The film roasted corporate greed long before the Occupy Wall Street movement toxified its first public park. Fine. Good. It’s still not nearly as memorable, or fun, as the original shocker. The movie earned a new wave of admirers as some connected John Glover’s nasty character to a certain president.

BOX OFFICE TALLY: $41 million

DID YOU KNOW: Makeup legend Rick Baker of ‘An American Werewolf in London’ fame wasn’t keen on joining the franchise. The notion of hybrid gremins won him over, though.

Billy Madison

Adam Sandler became a star thanks to his kooky “Saturday Night Live” characters. His first major feature, “Billy Madison,” kept that momentum alive without breaking a sweat.

Yes, it’s that lazy.

That pattern continues for much of Sandler’s comic film career. Think “Just Go With It,” “Bad Daddy” and “Pixels” for more examples. He proved his acting chops with stellar turns in “Punch Drunk Love” and “Spanglish.” Still, his solo features can be consistently dumb, uninspired and teeming with guest stars who should know better.

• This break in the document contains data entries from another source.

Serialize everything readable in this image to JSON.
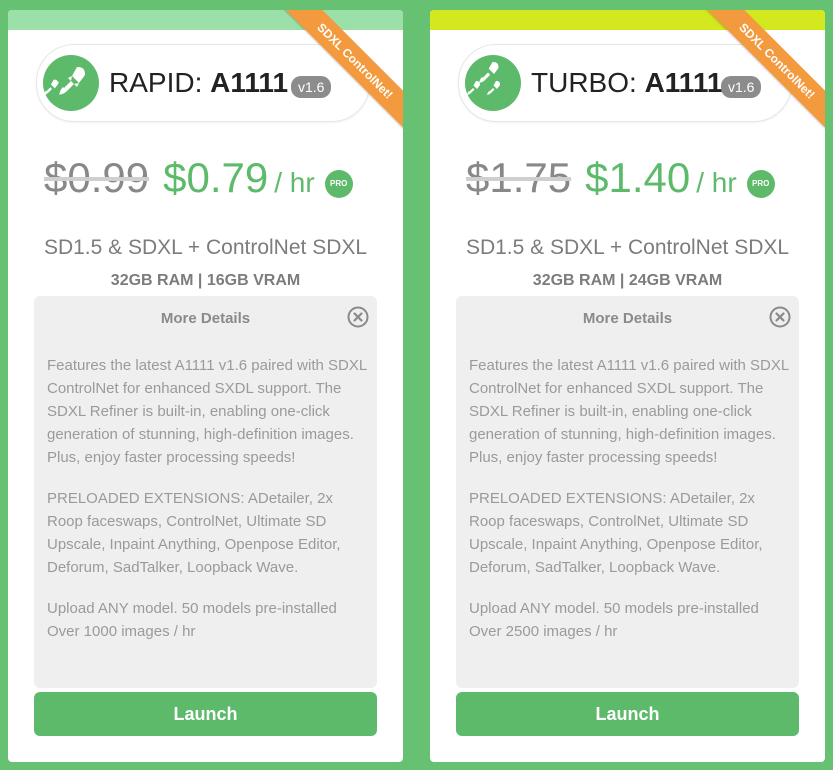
{
  "cards": [
    {
      "ribbon": "SDXL ControlNet!",
      "tier": "RAPID:",
      "name": "A1111",
      "version": "v1.6",
      "currency": "$",
      "old_price": "0.99",
      "new_price": "$0.79",
      "per_hr": "/ hr",
      "pro": "PRO",
      "subtitle": "SD1.5 & SDXL + ControlNet SDXL",
      "specs": "32GB RAM | 16GB VRAM",
      "details_title": "More Details",
      "description": "Features the latest A1111 v1.6 paired with SDXL ControlNet for enhanced SXDL support. The SDXL Refiner is built-in, enabling one-click generation of stunning, high-definition images. Plus, enjoy faster processing speeds!",
      "extensions": "PRELOADED EXTENSIONS: ADetailer, 2x Roop faceswaps, ControlNet, Ultimate SD Upscale, Inpaint Anything, Openpose Editor, Deforum, SadTalker, Loopback Wave.",
      "upload_line1": "Upload ANY model. 50 models pre-installed",
      "upload_line2": "Over 1000 images / hr",
      "launch": "Launch",
      "accent_color": "#9be0a9"
    },
    {
      "ribbon": "SDXL ControlNet!",
      "tier": "TURBO:",
      "name": "A1111",
      "version": "v1.6",
      "currency": "$",
      "old_price": "1.75",
      "new_price": "$1.40",
      "per_hr": "/ hr",
      "pro": "PRO",
      "subtitle": "SD1.5 & SDXL + ControlNet SDXL",
      "specs": "32GB RAM | 24GB VRAM",
      "details_title": "More Details",
      "description": "Features the latest A1111 v1.6 paired with SDXL ControlNet for enhanced SXDL support. The SDXL Refiner is built-in, enabling one-click generation of stunning, high-definition images. Plus, enjoy faster processing speeds!",
      "extensions": "PRELOADED EXTENSIONS: ADetailer, 2x Roop faceswaps, ControlNet, Ultimate SD Upscale, Inpaint Anything, Openpose Editor, Deforum, SadTalker, Loopback Wave.",
      "upload_line1": "Upload ANY model. 50 models pre-installed",
      "upload_line2": "Over 2500 images / hr",
      "launch": "Launch",
      "accent_color": "#d3e81e"
    }
  ],
  "colors": {
    "page_background": "#66c172",
    "primary_green": "#5dba6a",
    "ribbon_orange": "#f39a3e"
  },
  "icons": {
    "title": "rocket-icon",
    "close": "close-circle-icon"
  }
}
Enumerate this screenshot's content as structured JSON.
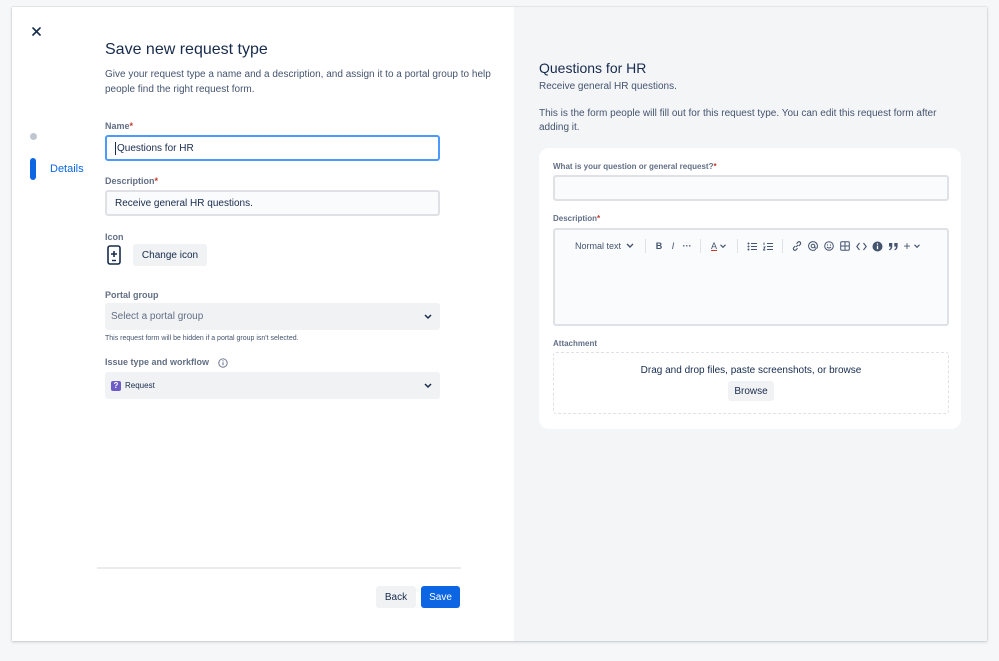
{
  "dialog": {
    "close_label": "×"
  },
  "steps": {
    "current_label": "Details"
  },
  "form": {
    "title": "Save new request type",
    "description": "Give your request type a name and a description, and assign it to a portal group to help people find the right request form.",
    "name_label": "Name",
    "name_value": "Questions for HR",
    "description_label": "Description",
    "description_value": "Receive general HR questions.",
    "icon_label": "Icon",
    "change_icon_label": "Change icon",
    "portal_group_label": "Portal group",
    "portal_group_placeholder": "Select a portal group",
    "portal_group_helper": "This request form will be hidden if a portal group isn't selected.",
    "issue_type_label": "Issue type and workflow",
    "issue_type_value": "Request",
    "required_marker": "*"
  },
  "footer": {
    "back_label": "Back",
    "save_label": "Save"
  },
  "preview": {
    "title": "Questions for HR",
    "subtitle": "Receive general HR questions.",
    "note": "This is the form people will fill out for this request type. You can edit this request form after adding it.",
    "question_label": "What is your question or general request?",
    "description_label": "Description",
    "editor": {
      "text_style": "Normal text",
      "bold": "B",
      "italic": "I",
      "more": "···",
      "text_color": "A",
      "insert": "+"
    },
    "attachment_label": "Attachment",
    "dropzone_text": "Drag and drop files, paste screenshots, or browse",
    "browse_label": "Browse"
  },
  "colors": {
    "primary": "#0c66e4",
    "required": "#c9372c",
    "request_badge": "#6e5dc6",
    "preview_bg": "#f4f5f7"
  }
}
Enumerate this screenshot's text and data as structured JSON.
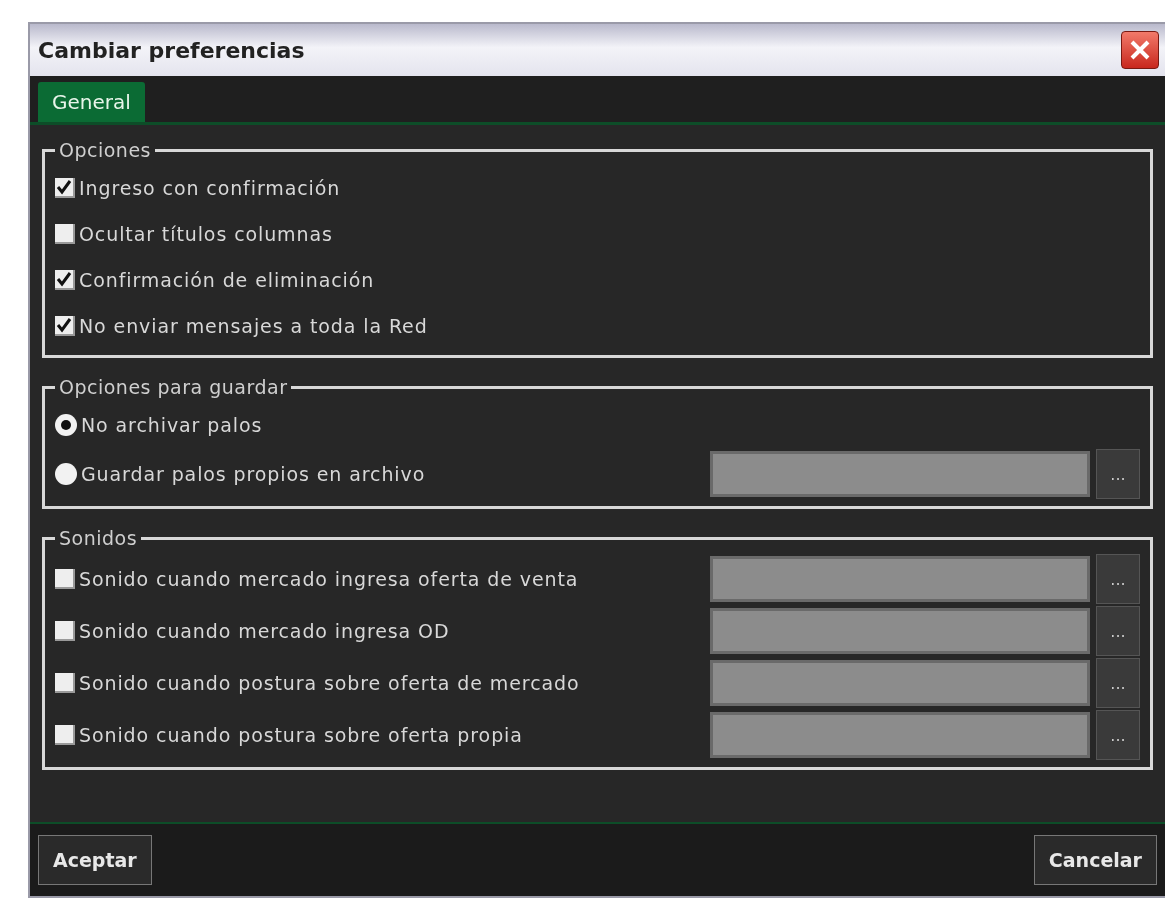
{
  "window": {
    "title": "Cambiar preferencias"
  },
  "tabs": [
    {
      "label": "General",
      "selected": true
    }
  ],
  "groups": [
    {
      "title": "Opciones",
      "items": [
        {
          "kind": "checkbox",
          "label": "Ingreso con confirmación",
          "checked": true
        },
        {
          "kind": "checkbox",
          "label": "Ocultar títulos columnas",
          "checked": false
        },
        {
          "kind": "checkbox",
          "label": "Confirmación de eliminación",
          "checked": true
        },
        {
          "kind": "checkbox",
          "label": "No enviar mensajes a toda la Red",
          "checked": true
        }
      ]
    },
    {
      "title": "Opciones para guardar",
      "items": [
        {
          "kind": "radio",
          "label": "No archivar palos",
          "selected": true
        },
        {
          "kind": "radio",
          "label": "Guardar palos propios en archivo",
          "selected": false,
          "browse": "..."
        }
      ]
    },
    {
      "title": "Sonidos",
      "items": [
        {
          "kind": "checkbox",
          "label": "Sonido cuando mercado ingresa oferta de venta",
          "checked": false,
          "browse": "..."
        },
        {
          "kind": "checkbox",
          "label": "Sonido cuando mercado ingresa OD",
          "checked": false,
          "browse": "..."
        },
        {
          "kind": "checkbox",
          "label": "Sonido cuando postura sobre oferta de mercado",
          "checked": false,
          "browse": "..."
        },
        {
          "kind": "checkbox",
          "label": "Sonido cuando postura sobre oferta propia",
          "checked": false,
          "browse": "..."
        }
      ]
    }
  ],
  "buttons": [
    "Aceptar",
    "Cancelar"
  ]
}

It all started here.

BOX OFFICE TALLY: $25 million

DID YOU KNOW: Norm MacDonald took his small role in ‘Billy Madison’ seriously. How so? He showed up to the set drunk to play his inebriated character.

Jackass: The Movie

The “overrated” label could apply to any Johnny Knoxville exercise in self-induced trauma. Let’s go straight to the source. The original “Jackass” set the template for juvenile yuks via legitimate pain. There’s something in the teen male brain that feasts on this kind of humor. Crass, cold and utterly lacking in empathy is no way to go through life, son.

What’s truly insulting about this franchise? The lack of wit. We’re not expecting a droll, “Waiting for Guffman” homage. How about some funny lines now and then?

Watching “Jackass” is like being behind an insufferable group of teens in line and overhearing every thought that comes into their brains.

BOX OFFICE TALLY: $64 million.

DID YOU KNOW: Johnny Knoxville says the downside of his ‘Jackass’ franchise is the interactions with well-meaning fans who throw drinks in his face and attack his groin thinking he’s still in character.


What underwhelming cult classic movies are missing from this list? Please share your choices below.

Kristopher Roller